--- Data in this exercise Enclosed Below ---

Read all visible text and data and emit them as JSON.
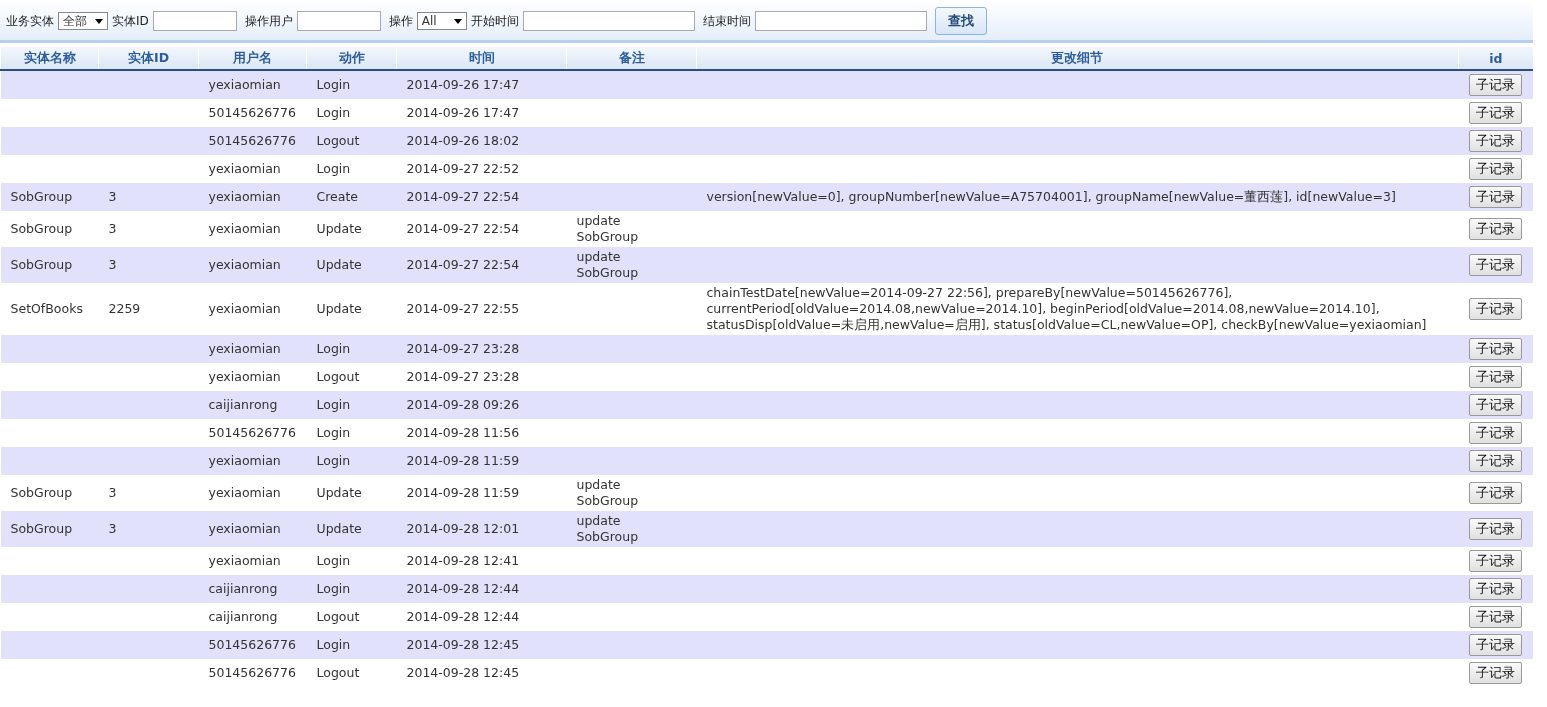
{
  "filters": [
    {
      "kind": "select",
      "label": "业务实体",
      "value": "全部"
    },
    {
      "kind": "input",
      "label": "实体ID"
    },
    {
      "kind": "input",
      "label": "操作用户"
    },
    {
      "kind": "select",
      "label": "操作",
      "value": "All"
    },
    {
      "kind": "date",
      "label": "开始时间"
    },
    {
      "kind": "date",
      "label": "结束时间"
    }
  ],
  "search_button": "查找",
  "table": {
    "columns": [
      "实体名称",
      "实体ID",
      "用户名",
      "动作",
      "时间",
      "备注",
      "更改细节",
      "id"
    ],
    "rows": [
      {
        "entity": "",
        "entity_id": "",
        "user": "yexiaomian",
        "action": "Login",
        "time": "2014-09-26 17:47",
        "note": "",
        "details": "",
        "button": "子记录"
      },
      {
        "entity": "",
        "entity_id": "",
        "user": "50145626776",
        "action": "Login",
        "time": "2014-09-26 17:47",
        "note": "",
        "details": "",
        "button": "子记录"
      },
      {
        "entity": "",
        "entity_id": "",
        "user": "50145626776",
        "action": "Logout",
        "time": "2014-09-26 18:02",
        "note": "",
        "details": "",
        "button": "子记录"
      },
      {
        "entity": "",
        "entity_id": "",
        "user": "yexiaomian",
        "action": "Login",
        "time": "2014-09-27 22:52",
        "note": "",
        "details": "",
        "button": "子记录"
      },
      {
        "entity": "SobGroup",
        "entity_id": "3",
        "user": "yexiaomian",
        "action": "Create",
        "time": "2014-09-27 22:54",
        "note": "",
        "details": "version[newValue=0], groupNumber[newValue=A75704001], groupName[newValue=董西莲], id[newValue=3]",
        "button": "子记录"
      },
      {
        "entity": "SobGroup",
        "entity_id": "3",
        "user": "yexiaomian",
        "action": "Update",
        "time": "2014-09-27 22:54",
        "note": "update SobGroup",
        "details": "",
        "button": "子记录"
      },
      {
        "entity": "SobGroup",
        "entity_id": "3",
        "user": "yexiaomian",
        "action": "Update",
        "time": "2014-09-27 22:54",
        "note": "update SobGroup",
        "details": "",
        "button": "子记录"
      },
      {
        "entity": "SetOfBooks",
        "entity_id": "2259",
        "user": "yexiaomian",
        "action": "Update",
        "time": "2014-09-27 22:55",
        "note": "",
        "details": "chainTestDate[newValue=2014-09-27 22:56], prepareBy[newValue=50145626776], currentPeriod[oldValue=2014.08,newValue=2014.10], beginPeriod[oldValue=2014.08,newValue=2014.10], statusDisp[oldValue=未启用,newValue=启用], status[oldValue=CL,newValue=OP], checkBy[newValue=yexiaomian]",
        "button": "子记录"
      },
      {
        "entity": "",
        "entity_id": "",
        "user": "yexiaomian",
        "action": "Login",
        "time": "2014-09-27 23:28",
        "note": "",
        "details": "",
        "button": "子记录"
      },
      {
        "entity": "",
        "entity_id": "",
        "user": "yexiaomian",
        "action": "Logout",
        "time": "2014-09-27 23:28",
        "note": "",
        "details": "",
        "button": "子记录"
      },
      {
        "entity": "",
        "entity_id": "",
        "user": "caijianrong",
        "action": "Login",
        "time": "2014-09-28 09:26",
        "note": "",
        "details": "",
        "button": "子记录"
      },
      {
        "entity": "",
        "entity_id": "",
        "user": "50145626776",
        "action": "Login",
        "time": "2014-09-28 11:56",
        "note": "",
        "details": "",
        "button": "子记录"
      },
      {
        "entity": "",
        "entity_id": "",
        "user": "yexiaomian",
        "action": "Login",
        "time": "2014-09-28 11:59",
        "note": "",
        "details": "",
        "button": "子记录"
      },
      {
        "entity": "SobGroup",
        "entity_id": "3",
        "user": "yexiaomian",
        "action": "Update",
        "time": "2014-09-28 11:59",
        "note": "update SobGroup",
        "details": "",
        "button": "子记录"
      },
      {
        "entity": "SobGroup",
        "entity_id": "3",
        "user": "yexiaomian",
        "action": "Update",
        "time": "2014-09-28 12:01",
        "note": "update SobGroup",
        "details": "",
        "button": "子记录"
      },
      {
        "entity": "",
        "entity_id": "",
        "user": "yexiaomian",
        "action": "Login",
        "time": "2014-09-28 12:41",
        "note": "",
        "details": "",
        "button": "子记录"
      },
      {
        "entity": "",
        "entity_id": "",
        "user": "caijianrong",
        "action": "Login",
        "time": "2014-09-28 12:44",
        "note": "",
        "details": "",
        "button": "子记录"
      },
      {
        "entity": "",
        "entity_id": "",
        "user": "caijianrong",
        "action": "Logout",
        "time": "2014-09-28 12:44",
        "note": "",
        "details": "",
        "button": "子记录"
      },
      {
        "entity": "",
        "entity_id": "",
        "user": "50145626776",
        "action": "Login",
        "time": "2014-09-28 12:45",
        "note": "",
        "details": "",
        "button": "子记录"
      },
      {
        "entity": "",
        "entity_id": "",
        "user": "50145626776",
        "action": "Logout",
        "time": "2014-09-28 12:45",
        "note": "",
        "details": "",
        "button": "子记录"
      }
    ]
  }
}
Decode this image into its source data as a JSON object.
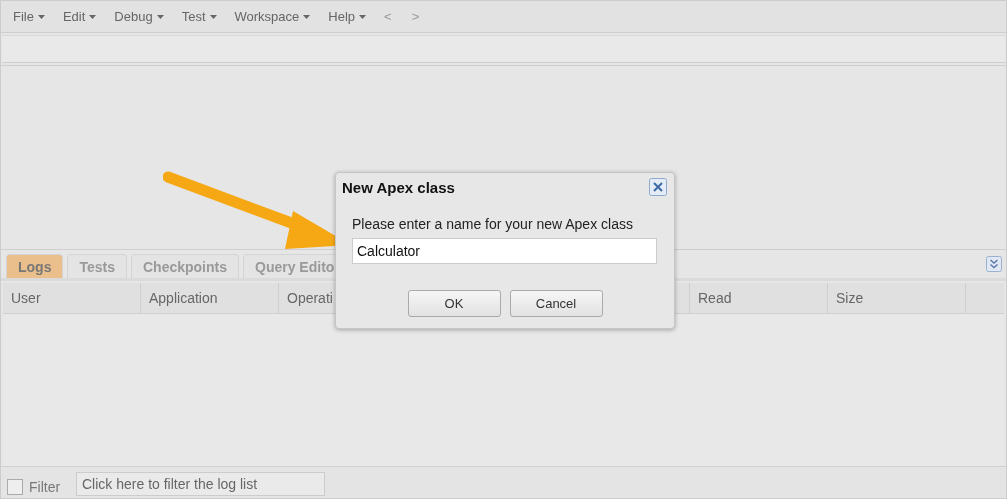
{
  "menu": [
    {
      "label": "File",
      "kind": "menu"
    },
    {
      "label": "Edit",
      "kind": "menu"
    },
    {
      "label": "Debug",
      "kind": "menu"
    },
    {
      "label": "Test",
      "kind": "menu"
    },
    {
      "label": "Workspace",
      "kind": "menu"
    },
    {
      "label": "Help",
      "kind": "menu"
    },
    {
      "label": "<",
      "kind": "nav"
    },
    {
      "label": ">",
      "kind": "nav"
    }
  ],
  "tabs": [
    {
      "label": "Logs",
      "selected": true
    },
    {
      "label": "Tests",
      "selected": false
    },
    {
      "label": "Checkpoints",
      "selected": false
    },
    {
      "label": "Query Edito",
      "selected": false
    }
  ],
  "table": {
    "columns": [
      "User",
      "Application",
      "Operati",
      "Read",
      "Size"
    ]
  },
  "filter": {
    "label": "Filter",
    "checked": false,
    "placeholder": "Click here to filter the log list"
  },
  "dialog": {
    "title": "New Apex class",
    "prompt": "Please enter a name for your new Apex class",
    "value": "Calculator",
    "buttons": [
      "OK",
      "Cancel"
    ]
  }
}
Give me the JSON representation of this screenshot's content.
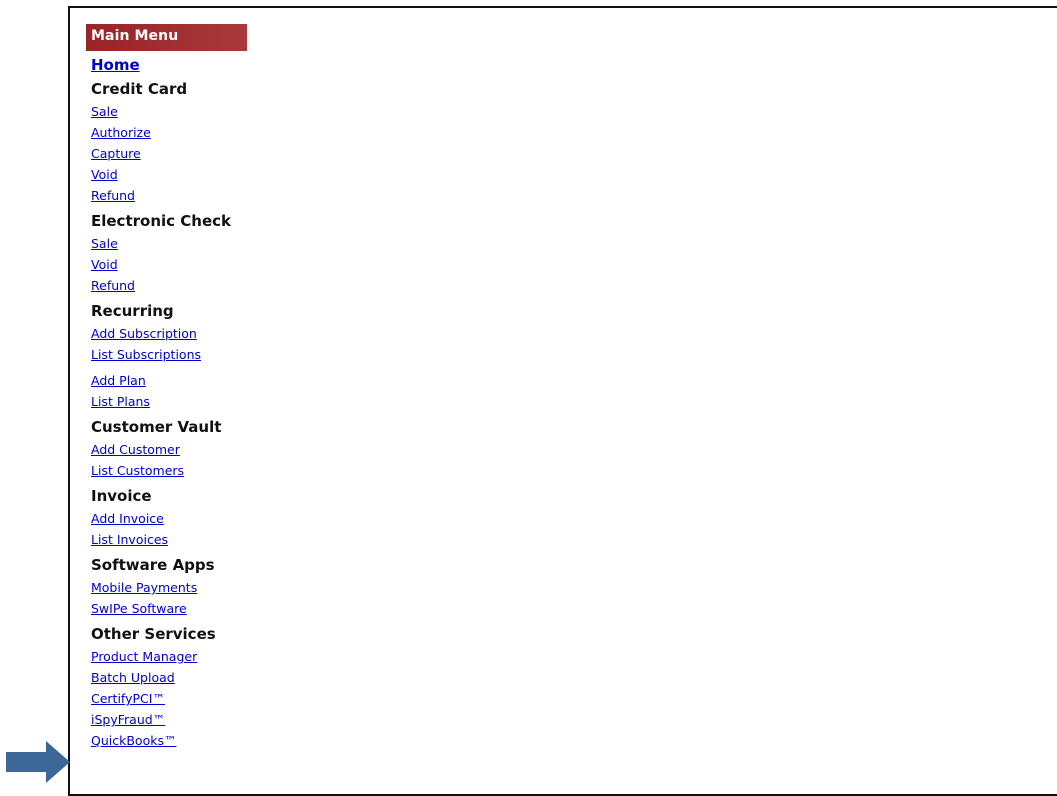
{
  "menu": {
    "header": "Main Menu",
    "home": "Home",
    "sections": [
      {
        "title": "Credit Card",
        "links": [
          "Sale",
          "Authorize",
          "Capture",
          "Void",
          "Refund"
        ]
      },
      {
        "title": "Electronic Check",
        "links": [
          "Sale",
          "Void",
          "Refund"
        ]
      },
      {
        "title": "Recurring",
        "links": [
          "Add Subscription",
          "List Subscriptions",
          "Add Plan",
          "List Plans"
        ]
      },
      {
        "title": "Customer Vault",
        "links": [
          "Add Customer",
          "List Customers"
        ]
      },
      {
        "title": "Invoice",
        "links": [
          "Add Invoice",
          "List Invoices"
        ]
      },
      {
        "title": "Software Apps",
        "links": [
          "Mobile Payments",
          "SwIPe Software"
        ]
      },
      {
        "title": "Other Services",
        "links": [
          "Product Manager",
          "Batch Upload",
          "CertifyPCI™",
          "iSpyFraud™",
          "QuickBooks™"
        ]
      }
    ]
  },
  "colors": {
    "header_bg": "#9e2a2e",
    "link": "#0000cc",
    "arrow": "#3d6796"
  },
  "icons": {
    "pointer": "right-arrow-icon"
  }
}
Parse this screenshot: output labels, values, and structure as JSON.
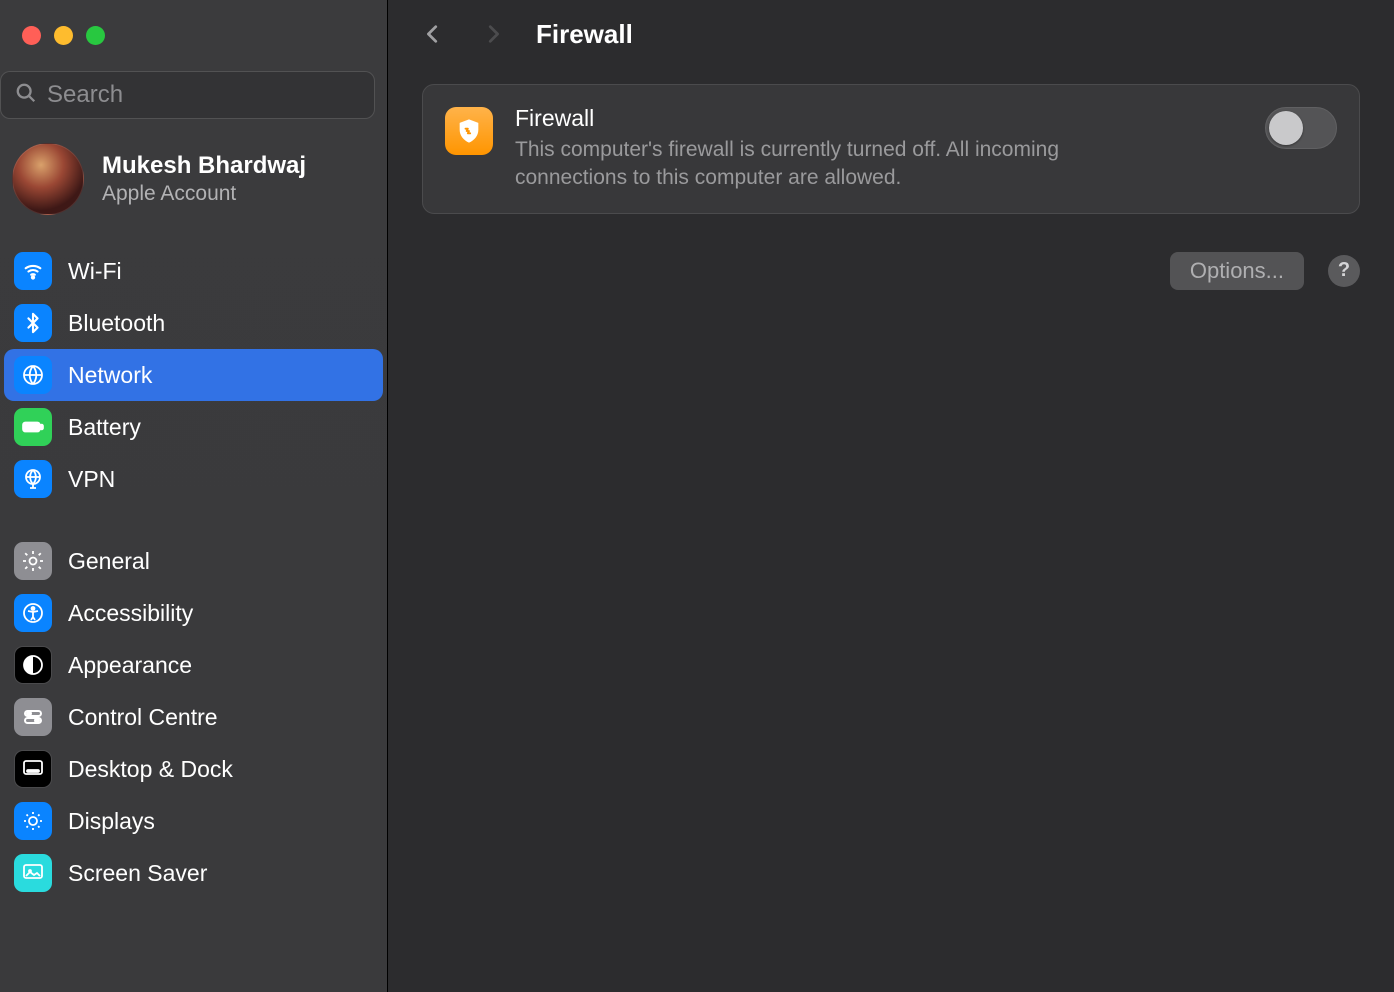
{
  "search": {
    "placeholder": "Search"
  },
  "account": {
    "name": "Mukesh Bhardwaj",
    "subtitle": "Apple Account"
  },
  "sidebar": {
    "group1": [
      {
        "label": "Wi-Fi"
      },
      {
        "label": "Bluetooth"
      },
      {
        "label": "Network"
      },
      {
        "label": "Battery"
      },
      {
        "label": "VPN"
      }
    ],
    "group2": [
      {
        "label": "General"
      },
      {
        "label": "Accessibility"
      },
      {
        "label": "Appearance"
      },
      {
        "label": "Control Centre"
      },
      {
        "label": "Desktop & Dock"
      },
      {
        "label": "Displays"
      },
      {
        "label": "Screen Saver"
      }
    ]
  },
  "page": {
    "title": "Firewall"
  },
  "firewall_panel": {
    "title": "Firewall",
    "description": "This computer's firewall is currently turned off. All incoming connections to this computer are allowed.",
    "enabled": false
  },
  "actions": {
    "options_label": "Options...",
    "help_label": "?"
  }
}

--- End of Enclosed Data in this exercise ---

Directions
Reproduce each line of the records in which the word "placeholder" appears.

Task answer
    "placeholder": "Click here to filter the log list"
    "placeholder": "Search"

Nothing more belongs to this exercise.